> EXERCISE
Drop the images. Copy every line below character for character.

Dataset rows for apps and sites

- - - - -

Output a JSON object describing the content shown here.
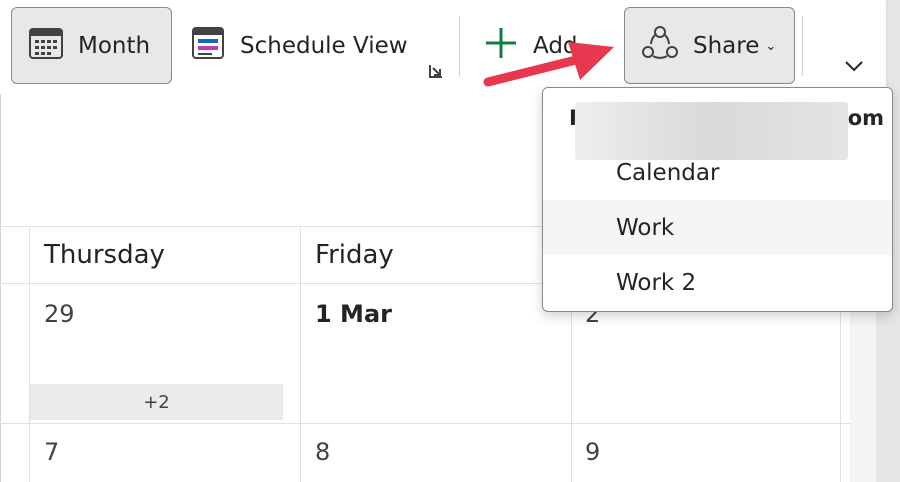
{
  "toolbar": {
    "month_label": "Month",
    "schedule_view_label": "Schedule View",
    "add_label": "Add",
    "share_label": "Share"
  },
  "calendar": {
    "days": [
      "Thursday",
      "Friday"
    ],
    "week1": [
      "29",
      "1 Mar",
      "2"
    ],
    "more_events": "+2",
    "week2": [
      "7",
      "8",
      "9"
    ]
  },
  "share_menu": {
    "account_start": "F",
    "account_end": "om",
    "items": [
      "Calendar",
      "Work",
      "Work 2"
    ]
  },
  "colors": {
    "accent_green": "#107c41",
    "annotation_red": "#e8384f"
  },
  "icons": [
    "calendar-month-icon",
    "schedule-view-icon",
    "plus-icon",
    "share-icon",
    "chevron-down-icon",
    "dialog-launcher-icon"
  ]
}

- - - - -

> WRITTEN ANSWER
Output a JSON object describing the content shown here.
{
  "toolbar": {
    "month_label": "Month",
    "schedule_view_label": "Schedule View",
    "add_label": "Add",
    "share_label": "Share"
  },
  "calendar": {
    "days": [
      "Thursday",
      "Friday"
    ],
    "week1": [
      "29",
      "1 Mar",
      "2"
    ],
    "more_events": "+2",
    "week2": [
      "7",
      "8",
      "9"
    ]
  },
  "share_menu": {
    "account_start": "F",
    "account_end": "om",
    "items": [
      "Calendar",
      "Work",
      "Work 2"
    ]
  },
  "colors": {
    "accent_green": "#107c41",
    "annotation_red": "#e8384f"
  },
  "icons": [
    "calendar-month-icon",
    "schedule-view-icon",
    "plus-icon",
    "share-icon",
    "chevron-down-icon",
    "dialog-launcher-icon"
  ]
}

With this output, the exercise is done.